Lines in the listing under this task are to be copied exactly.

[INFORMATION PROVIDED — start]

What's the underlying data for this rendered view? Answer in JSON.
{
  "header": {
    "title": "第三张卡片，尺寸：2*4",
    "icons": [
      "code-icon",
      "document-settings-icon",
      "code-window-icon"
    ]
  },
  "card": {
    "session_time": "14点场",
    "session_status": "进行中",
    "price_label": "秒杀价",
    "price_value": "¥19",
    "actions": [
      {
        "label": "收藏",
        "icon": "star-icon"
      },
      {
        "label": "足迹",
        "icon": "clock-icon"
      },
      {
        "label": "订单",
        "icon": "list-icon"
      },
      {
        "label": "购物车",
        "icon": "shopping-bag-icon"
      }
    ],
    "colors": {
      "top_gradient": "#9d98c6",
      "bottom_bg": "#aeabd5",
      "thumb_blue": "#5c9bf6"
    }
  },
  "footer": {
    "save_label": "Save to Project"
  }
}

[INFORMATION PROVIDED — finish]

ANSWER SPACE »
What's the underlying data for this rendered view? Answer in JSON.
{
  "header": {
    "title": "第三张卡片，尺寸：2*4",
    "icons": [
      "code-icon",
      "document-settings-icon",
      "code-window-icon"
    ]
  },
  "card": {
    "session_time": "14点场",
    "session_status": "进行中",
    "price_label": "秒杀价",
    "price_value": "¥19",
    "actions": [
      {
        "label": "收藏",
        "icon": "star-icon"
      },
      {
        "label": "足迹",
        "icon": "clock-icon"
      },
      {
        "label": "订单",
        "icon": "list-icon"
      },
      {
        "label": "购物车",
        "icon": "shopping-bag-icon"
      }
    ],
    "colors": {
      "top_gradient": "#9d98c6",
      "bottom_bg": "#aeabd5",
      "thumb_blue": "#5c9bf6"
    }
  },
  "footer": {
    "save_label": "Save to Project"
  }
}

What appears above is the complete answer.